ICE agents are searching for evidence relating to the unauthorized employment of illegal aliens and other crimes. Today's enforcement action continues; however, thus far agents have administratively arrested approximately 300 illegal aliens.

Mr. Wilkins stated, "Our office is charged with enforcing the immigration laws against aliens who illegally enter our country, and those who illegally harbor and employ them. The execution of this search warrant today marks an important phase of this ongoing investigation into the hiring practices of this employer. Aggressive enforcement and investigative actions are vital to the integrity of our immigration system."

"Today's enforcement operation is the latest step in a comprehensive criminal investigation focused on identifying the individuals involved in allowing unauthorized workers to gain employment," said Smith. "ICE targets employers because the promise of employment draws illegal workers across our borders. By holding employers accountable, we are diminishing the magnet and discouraging others from breaking the law."

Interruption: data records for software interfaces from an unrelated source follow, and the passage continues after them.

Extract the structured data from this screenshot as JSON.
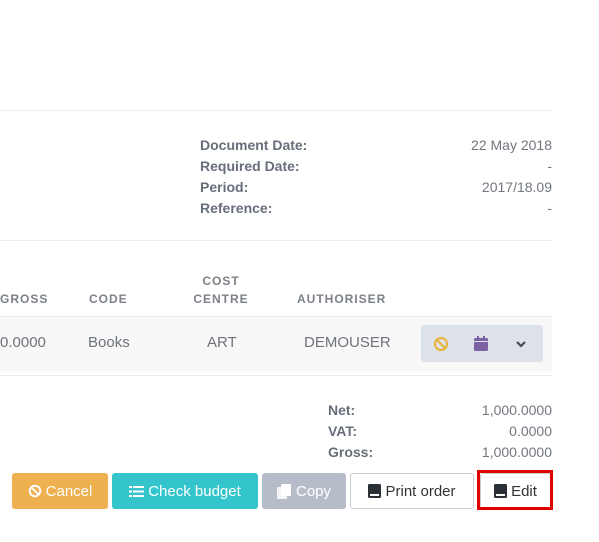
{
  "document": {
    "document_date_label": "Document Date:",
    "document_date_value": "22 May 2018",
    "required_date_label": "Required Date:",
    "required_date_value": "-",
    "period_label": "Period:",
    "period_value": "2017/18.09",
    "reference_label": "Reference:",
    "reference_value": "-"
  },
  "table": {
    "headers": {
      "gross": "GROSS",
      "code": "CODE",
      "cost_centre_line1": "COST",
      "cost_centre_line2": "CENTRE",
      "authoriser": "AUTHORISER"
    },
    "row": {
      "gross": "0.0000",
      "code": "Books",
      "cost_centre": "ART",
      "authoriser": "DEMOUSER"
    },
    "row_actions": [
      "ban-icon",
      "calendar-icon",
      "chevron-down-icon"
    ]
  },
  "totals": {
    "net_label": "Net:",
    "net_value": "1,000.0000",
    "vat_label": "VAT:",
    "vat_value": "0.0000",
    "gross_label": "Gross:",
    "gross_value": "1,000.0000"
  },
  "buttons": {
    "cancel": "Cancel",
    "check_budget": "Check budget",
    "copy": "Copy",
    "print_order": "Print order",
    "edit": "Edit"
  },
  "colors": {
    "cancel": "#efb050",
    "check_budget": "#34c5cc",
    "copy": "#b6bdc8",
    "highlight": "#e00000"
  }
}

All of those administratively arrested will be interviewed, fingerprinted, and photographed by ICE agents and processed for removal from the United States. Everyone encountered will be medically screened and interviewed by a Public Health Service officer to determine if they have any medical, caregiver, or other humanitarian concerns. As a result of these screenings, ICE will identify individuals eligible for humanitarian release. So far, approximately 58 of the individuals arrested today have been identified as being eligible for an alternative to detention based on humanitarian reasons. These individuals will still be required to appear before a federal immigration judge who will ultimately determine whether or not they will be deported. Any juveniles found to be in the country illegally who cannot be released to the custody of a trusted adult will be transferred into the custody of the Office of Refugee Resettlement.

ICE has contacted local consular officials, community groups, and the local school district to ensure they have accurate information regarding the operation. ICE has also established a toll-free number for family members to find out more information about the detention status of those arrested. Family members may call: 1-866-341-3858.

ICE agents will refer cases to the U.S. Attorney's Office for criminal prosecution upon identifying individuals who are in possession of stolen or unauthorized identification information, have previously been deported following a criminal felony conviction, or appear to be involved in other criminal activity. Any individuals identified as proper candidates for criminal prosecution will be remanded to the custody of the U.S. Marshal's Service.

The operation today follows the criminal cases filed earlier this year against 12 plant supervisory employees. In June, arrest warrants were issued for 11 supervisors at the plant, alleging that the men, all of Mexico, were illegally in the country, and were engaged in aggravated identity theft and the making of false statements to ICE authorities. Of the 11 charged, seven have pleaded guilty and are awaiting sentencing:

Juan Rodriguez, age 27; Juan Suarez, age 28; Evaristo Vasquez, age 39; Simon Gomez, age 28; Juan Olivares, age 32; Guadalupe Templos, age 34, and Federico Perez, age 37.

Two others are awaiting trial:

Victor Cruz-Soto and Nain Zarate-Camarero, both 28 years old.
The final two supervisors, Reyes Ramos and Fortino Cruz, were also charged with the same offenses but have not been arrested and are considered fugitives. Anyone with information on their whereabouts should contact the ICE toll-free tip line by dialing 1-877-2-DHS-ICE.

In July, the 12th individual charged was Elaine Crump, age 48, of Greenville, a human resources manager at the plant. She was indicted on 20 counts for filing false I-9 employment identification forms and is awaiting trial.

As with any criminal case, a charge is merely an accusation and a defendant is presumed innocent until and unless proven guilty.